When I see kids skateboarding on the park, practising a simple kickflip and bailing, I have to resist the urge to laugh. I’ve played Tony Hawk. I’ve pulled off 1080s, Christ Airs, I’ve ollied and nollied like a pro. But after playing OlliOlli on the Vita, I have a new found respect for them.
If you have fond memories of Tony Hawk skateboarding games over the last fifteen years, you are going to find your first session with OlliOlli maddeningly infuriating.
In essence, Olli Olli is a retro styled 2D skateboard game, but it is almost as un-Tony-Hawk-like as a skating game can be. It’s a Vita exclusive, from first time developers Roll7. It looks cute, it looks a lot like those relatively simple ‘endless runner’ games so prevalent on smart phones although don’t let that fool you – Olli Olli relies on it’s finely honed control system, which is quite unlike other skating games you may have tried.
The problem is, at least initially, that 15 years of skateboarding games leave you with the muscle memory that you press Cross to jump, Triangle to grind, and, well, as long as you are positioned right, you’ll land just fine.
Olli Olli turns all of that on its head. See, like real skating, Olli Olli understands that all the fancy flips and kicks you can pull off are utterly worthless if you cannot land them. The control system appears at first to be very basic, pull the left stick to choose your trick, release it to actually perform it, then press X to land. Simple enough, no?
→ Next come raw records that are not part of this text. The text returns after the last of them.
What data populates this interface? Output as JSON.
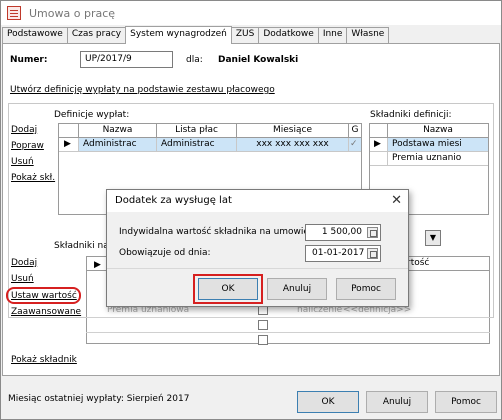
{
  "window": {
    "title": "Umowa o pracę"
  },
  "tabs": [
    "Podstawowe",
    "Czas pracy",
    "System wynagrodzeń",
    "ZUS",
    "Dodatkowe",
    "Inne",
    "Własne"
  ],
  "form": {
    "numer_label": "Numer:",
    "numer_value": "UP/2017/9",
    "dla_label": "dla:",
    "employee": "Daniel Kowalski",
    "create_link": "Utwórz definicję wypłaty na podstawie zestawu płacowego"
  },
  "definicje": {
    "title": "Definicje wypłat:",
    "actions": [
      "Dodaj",
      "Popraw",
      "Usuń",
      "Pokaż skł."
    ],
    "columns": [
      "Nazwa",
      "Lista płac",
      "Miesiące",
      "G"
    ],
    "rows": [
      [
        "Administrac",
        "Administrac",
        "xxx xxx xxx xxx"
      ]
    ]
  },
  "skladniki_def": {
    "title": "Składniki definicji:",
    "column": "Nazwa",
    "rows": [
      "Podstawa miesi",
      "Premia uznanio"
    ]
  },
  "skladniki_umowy": {
    "title": "Składniki na u",
    "actions": [
      "Dodaj",
      "Usuń",
      "Ustaw wartość",
      "Zaawansowane"
    ],
    "col_right": "rtość",
    "row_left": "Premia uznaniowa",
    "row_mid": "naliczenie",
    "row_right": "<<definicja>>",
    "show_link": "Pokaż składnik"
  },
  "dialog": {
    "title": "Dodatek za wysługę lat",
    "close": "✕",
    "field1_label": "Indywidalna wartość składnika na umowie:",
    "field1_value": "1 500,00",
    "field2_label": "Obowiązuje od dnia:",
    "field2_value": "01-01-2017",
    "ok": "OK",
    "cancel": "Anuluj",
    "help": "Pomoc"
  },
  "footer": {
    "status": "Miesiąc ostatniej wypłaty: Sierpień 2017",
    "ok": "OK",
    "cancel": "Anuluj",
    "help": "Pomoc"
  },
  "colors": {
    "highlight": "#d62020",
    "selection": "#cce4f7"
  }
}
Before long, the tutorial introduces you to the variety of tricks that the seemingly simple control method allows you to pull off. You see, your tricks only perform once the stick is released to its neutral position, which allows you all sorts of rotational variation. Push left, rotate clockwise three quarters, THEN release, for example.
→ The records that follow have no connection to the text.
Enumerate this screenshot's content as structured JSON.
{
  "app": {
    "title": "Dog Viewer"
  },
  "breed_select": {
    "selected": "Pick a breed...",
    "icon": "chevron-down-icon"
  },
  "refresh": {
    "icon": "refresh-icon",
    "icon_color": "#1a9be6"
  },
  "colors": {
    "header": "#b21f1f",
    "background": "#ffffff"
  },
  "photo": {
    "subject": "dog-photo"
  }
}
Also, timing of your pressing the X button to land your trick is also essential – hit it too late, and you will bail – and that will be the end of your run (luckily, restarting the level is only a screen tap away). Press it too early, and your landing may be sloppy, or sketchy and will result in a single digit score for your entire combo run. But hit it at just the right moment, just before you land, and your trick will highlight in green, giving you bonus points, and a slight speed boost as well.
Soon the game introduces grindable surfaces, such as railings, market stalls and cranes. To start a grind, you use your left stick again, with the direction you push determining the grind. Just like landing a trick, though, the timing is key – hit it just right for a speed boost and a higher score.
Next, you are shown how the L and R triggers can be used to spin while in the air, giving you yet more opportunities to increase your score.
For a short while, the game feels like patting your head and rubbing your stomach – you’ll find yourself trying to grind instead of land, land instead of spin, spin instead of grind, or slip back into forgetting to land at all. You will bail. Repeatedly. Painfully. You will feel like shouting and swearing at the screen, but that big yellow restart button will call out to you, just one more go, just one more go, I’ll do it this time.
The game is structured around different zones, containing 5 levels, each of which will have 5 objectives, such as score a 30,000 combo, score 90,000 points, collect 5 icons from grinding surfaces. In addition to this, reaching the finish line will unlock the Pro version of that level – cunningly designed to be completed as one long combo – as long as your fingers are up to the task.
On top of this there are Spots which are short levels for you to pull off a single combo – as soon as you land the run is over. Oddly this doesn’t have any friend leaderboards, something that would really bring this into its own. While some people love competing to be in use world top ten, I don’t need reminding just how many tens of thousands of people are better than me, I find it far more satisfying to compete against my friends.
The final mode in the game is the perfectly named Daily Grind. This gives you a new level every day, that you practise on as much as you like. But once you are ready to play it for real, you only get one chance. Bail and post a pitiful score, and that’s literally game over, no second chances, come back tomorrow.
So in summary, we have what appears to be a bundle of negatives – a control system you will struggle to adapt to, an unforgiving gameplay mechanism, an archaic graphical style, a game you are destined to fail at over and over again. Yet somehow Olli Olli just works. It has that perfect element of “just one more go” (aided by a super fast restart system, meaning a fresh run is only a screen tap away). The controls, while initially counterintuitive, are incredibly tight, and the retro graphics add a level of charm to the whole affair. In fact the only genuine negatives I can think of, are the lack of friend leaderboards, something Roll7 claim is on it’s way. Last but not least, the game is only Â£7.99 so has the TGR seal of approval – it is a solid addition to the fine library of indie games that the Vita has been building of late, and deserves a spot on your memory card.
Oh, and next time you see some kids down the park bailing after pulling off a simple kickflip? Remember Olli Olli, and give them a nod of respect.
Reviewed on Playstation Vita